To carry the camera exposure versus artwork-on-display analogy one step further, the higher the camera’s film or electronic sensor sensitivity to light, the less total exposure is required to create a properly exposed image. Photographers know this as ISO speed. The more light-sensitive the artwork, the less light exposure is required to observe noticeable fading and/or discoloration. Van Gogh painted Starry Night in 1889. We don’t know precisely what its color values were when it was new, so we don’t know how much fading has already occurred to Starry Night, but its beauty is still greatly admired today. Thus, in today’s market where artists often use the term “archival” to help sell their work, Van Gogh could have claimed a “130 years” light fastness rating for his painting of Starry Night, and time has now proved him right. Yet this result must be tempered by the fact that MOMA has been taking exceptional care not to display the painting at arbitrary light levels for nearly 80 of those 130 years. The exposure limits where noticeable fading is observed can easily accumulate 10x, 100x, even 1000x more quickly in a bright home, office, or store window compared to a dimly lit room or typical museum gallery! Light fastness ratings expressed merely as “years on display” thus tell an incomplete and misleading story, because the range of light levels encountered in real world indoor environments is too great to assign one value for a “one-size-fits-all” display life prediction.
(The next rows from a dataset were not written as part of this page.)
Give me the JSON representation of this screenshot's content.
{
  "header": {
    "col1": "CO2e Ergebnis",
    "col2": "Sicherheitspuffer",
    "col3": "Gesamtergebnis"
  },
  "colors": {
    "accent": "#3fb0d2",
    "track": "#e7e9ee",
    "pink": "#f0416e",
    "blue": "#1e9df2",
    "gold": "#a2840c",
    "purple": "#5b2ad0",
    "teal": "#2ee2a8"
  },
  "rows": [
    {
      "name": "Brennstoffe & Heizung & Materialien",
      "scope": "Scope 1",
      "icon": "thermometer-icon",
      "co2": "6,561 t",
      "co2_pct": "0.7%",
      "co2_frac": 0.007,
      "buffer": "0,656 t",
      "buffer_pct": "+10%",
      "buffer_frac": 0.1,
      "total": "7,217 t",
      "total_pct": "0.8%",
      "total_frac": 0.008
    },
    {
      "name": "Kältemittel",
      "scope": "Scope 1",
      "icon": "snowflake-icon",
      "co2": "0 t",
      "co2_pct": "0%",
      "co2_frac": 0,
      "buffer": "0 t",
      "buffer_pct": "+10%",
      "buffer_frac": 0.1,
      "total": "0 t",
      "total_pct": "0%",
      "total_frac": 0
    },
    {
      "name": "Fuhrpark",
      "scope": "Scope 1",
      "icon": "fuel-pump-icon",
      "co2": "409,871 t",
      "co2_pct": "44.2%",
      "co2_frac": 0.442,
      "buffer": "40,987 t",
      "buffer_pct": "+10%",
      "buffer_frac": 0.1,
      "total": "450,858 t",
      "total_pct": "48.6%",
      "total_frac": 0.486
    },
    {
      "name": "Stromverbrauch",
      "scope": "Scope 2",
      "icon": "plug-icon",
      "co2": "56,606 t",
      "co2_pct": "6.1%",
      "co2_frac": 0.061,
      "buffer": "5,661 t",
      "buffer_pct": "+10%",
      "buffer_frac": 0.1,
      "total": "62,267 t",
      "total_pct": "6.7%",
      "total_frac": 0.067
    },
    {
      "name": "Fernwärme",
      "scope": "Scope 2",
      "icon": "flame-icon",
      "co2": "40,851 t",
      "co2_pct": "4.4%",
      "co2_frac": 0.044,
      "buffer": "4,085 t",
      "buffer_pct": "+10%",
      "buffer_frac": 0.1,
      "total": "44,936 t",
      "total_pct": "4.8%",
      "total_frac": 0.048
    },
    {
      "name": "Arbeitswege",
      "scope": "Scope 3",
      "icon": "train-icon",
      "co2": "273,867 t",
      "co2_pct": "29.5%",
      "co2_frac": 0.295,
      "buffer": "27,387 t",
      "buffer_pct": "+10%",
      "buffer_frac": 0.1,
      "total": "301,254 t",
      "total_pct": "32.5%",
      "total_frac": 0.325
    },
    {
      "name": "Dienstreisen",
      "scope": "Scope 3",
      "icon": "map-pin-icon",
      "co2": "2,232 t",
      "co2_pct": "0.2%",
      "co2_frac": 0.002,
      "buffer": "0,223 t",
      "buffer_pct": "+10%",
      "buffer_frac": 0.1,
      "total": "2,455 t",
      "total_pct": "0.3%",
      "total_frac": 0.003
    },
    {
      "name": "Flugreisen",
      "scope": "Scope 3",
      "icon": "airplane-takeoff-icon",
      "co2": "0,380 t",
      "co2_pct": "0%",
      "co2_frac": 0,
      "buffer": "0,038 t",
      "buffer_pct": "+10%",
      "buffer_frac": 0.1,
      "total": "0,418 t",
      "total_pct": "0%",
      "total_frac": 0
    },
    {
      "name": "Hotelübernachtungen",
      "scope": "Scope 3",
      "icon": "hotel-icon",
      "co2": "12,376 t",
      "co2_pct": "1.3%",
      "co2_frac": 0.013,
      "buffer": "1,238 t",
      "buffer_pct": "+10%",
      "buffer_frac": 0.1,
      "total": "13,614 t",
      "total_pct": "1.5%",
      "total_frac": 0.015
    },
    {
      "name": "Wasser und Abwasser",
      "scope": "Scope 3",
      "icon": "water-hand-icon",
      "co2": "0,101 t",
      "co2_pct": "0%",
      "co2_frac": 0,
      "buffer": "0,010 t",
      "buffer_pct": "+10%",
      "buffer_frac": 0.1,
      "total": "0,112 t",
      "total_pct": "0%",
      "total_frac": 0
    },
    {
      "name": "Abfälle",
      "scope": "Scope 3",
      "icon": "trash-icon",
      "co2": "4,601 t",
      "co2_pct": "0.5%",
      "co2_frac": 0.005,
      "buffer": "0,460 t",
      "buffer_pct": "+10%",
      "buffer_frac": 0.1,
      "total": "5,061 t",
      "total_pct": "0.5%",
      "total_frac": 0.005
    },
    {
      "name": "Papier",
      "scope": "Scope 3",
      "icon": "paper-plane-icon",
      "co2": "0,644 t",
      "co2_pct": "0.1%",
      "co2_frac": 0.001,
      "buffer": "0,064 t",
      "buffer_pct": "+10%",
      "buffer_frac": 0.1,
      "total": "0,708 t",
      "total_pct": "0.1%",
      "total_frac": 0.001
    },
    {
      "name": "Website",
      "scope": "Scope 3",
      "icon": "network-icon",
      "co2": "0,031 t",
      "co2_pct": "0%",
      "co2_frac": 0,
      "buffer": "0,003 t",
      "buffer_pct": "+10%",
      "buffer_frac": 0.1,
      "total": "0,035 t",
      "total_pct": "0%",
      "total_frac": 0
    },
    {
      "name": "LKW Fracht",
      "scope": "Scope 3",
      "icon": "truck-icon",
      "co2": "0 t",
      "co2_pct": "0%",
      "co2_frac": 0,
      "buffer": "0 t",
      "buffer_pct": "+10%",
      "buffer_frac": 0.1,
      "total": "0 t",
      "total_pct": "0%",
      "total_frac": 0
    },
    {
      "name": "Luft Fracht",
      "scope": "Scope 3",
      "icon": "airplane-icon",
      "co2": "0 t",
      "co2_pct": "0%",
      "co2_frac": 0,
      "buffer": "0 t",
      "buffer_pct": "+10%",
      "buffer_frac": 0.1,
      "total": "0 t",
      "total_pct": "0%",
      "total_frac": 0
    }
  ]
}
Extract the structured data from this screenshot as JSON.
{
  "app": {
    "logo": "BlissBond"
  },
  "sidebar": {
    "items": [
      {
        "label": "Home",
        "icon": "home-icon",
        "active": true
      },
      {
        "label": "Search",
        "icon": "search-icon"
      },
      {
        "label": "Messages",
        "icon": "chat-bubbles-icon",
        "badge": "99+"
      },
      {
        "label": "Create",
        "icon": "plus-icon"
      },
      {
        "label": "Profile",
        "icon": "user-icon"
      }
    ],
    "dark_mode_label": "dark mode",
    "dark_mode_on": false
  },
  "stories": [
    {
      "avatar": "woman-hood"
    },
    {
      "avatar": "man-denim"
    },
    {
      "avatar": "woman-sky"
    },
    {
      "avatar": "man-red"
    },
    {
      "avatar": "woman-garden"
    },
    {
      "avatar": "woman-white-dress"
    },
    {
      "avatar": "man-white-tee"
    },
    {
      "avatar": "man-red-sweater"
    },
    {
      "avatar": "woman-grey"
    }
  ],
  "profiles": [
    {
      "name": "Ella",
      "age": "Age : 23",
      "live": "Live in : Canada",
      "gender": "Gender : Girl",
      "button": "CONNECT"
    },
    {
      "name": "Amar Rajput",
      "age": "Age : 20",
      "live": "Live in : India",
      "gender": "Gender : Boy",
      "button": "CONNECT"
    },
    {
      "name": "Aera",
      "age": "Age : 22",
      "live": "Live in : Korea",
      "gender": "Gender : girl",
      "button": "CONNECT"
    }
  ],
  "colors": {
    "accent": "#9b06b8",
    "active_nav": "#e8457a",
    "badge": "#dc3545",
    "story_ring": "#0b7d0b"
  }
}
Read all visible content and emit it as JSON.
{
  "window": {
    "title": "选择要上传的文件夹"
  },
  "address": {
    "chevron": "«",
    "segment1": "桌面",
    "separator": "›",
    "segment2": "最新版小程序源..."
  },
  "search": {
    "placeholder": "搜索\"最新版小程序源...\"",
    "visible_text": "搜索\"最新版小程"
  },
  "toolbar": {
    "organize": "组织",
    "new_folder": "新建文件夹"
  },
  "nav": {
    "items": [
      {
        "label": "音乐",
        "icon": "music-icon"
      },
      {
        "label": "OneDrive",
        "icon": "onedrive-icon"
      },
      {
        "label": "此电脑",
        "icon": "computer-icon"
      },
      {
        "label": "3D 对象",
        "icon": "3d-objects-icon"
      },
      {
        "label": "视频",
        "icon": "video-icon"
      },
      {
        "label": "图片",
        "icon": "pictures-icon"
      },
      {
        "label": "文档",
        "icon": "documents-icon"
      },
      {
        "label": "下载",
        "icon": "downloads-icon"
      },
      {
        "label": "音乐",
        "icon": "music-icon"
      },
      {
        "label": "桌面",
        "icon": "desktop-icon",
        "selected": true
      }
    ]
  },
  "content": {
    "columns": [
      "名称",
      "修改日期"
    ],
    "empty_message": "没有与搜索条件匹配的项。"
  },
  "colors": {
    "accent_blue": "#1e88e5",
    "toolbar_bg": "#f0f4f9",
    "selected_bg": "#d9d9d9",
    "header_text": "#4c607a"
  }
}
Aardenburg Imaging reports in Megalux hours because Megalux hours are the technically correct way to rate the light fade resistance of paintings, prints, and photographs.
This fact brings us to one final important consideration. Appropriate testing endpoint criteria must also be considered when judging the merits of any light fastness rating. The Aardenburg Conservation Display Ratings (CDR) report the Megalux hour limits, both Lower CDR and Upper CDR, which artwork can withstand and still remain in excellent condition, i.e., where viewers observe “little or no noticeable fading.” It’s easy for anyone, expert and non-expert alike, to agree on the condition of artwork which remains in excellent condition with little or no noticeable fading and/or discoloration, because it still looks essentially like new. However, manufacturers today tend overly to rely on light fastness tests of their products that use more liberal testing endpoint criteria, subjectively described as “easily noticeable fading.” Such claims lead to further debate over how much fading is too much. When a manufacturer offers fading data at a rated limit of easily noticeable and perhaps even objectionable fading, the overall condition of the artwork becomes much harder to describe.
Aardenburg’s more stringent Conservation Display Ratings are thus intended to serve as expert guidance for collectors, curators, conservators, and artists who seek to ensure the highest standards in handling, storage, and display of works of art in their care. The artist’s original intent is thus preserved.
Director, Aardenburg Imaging & Archives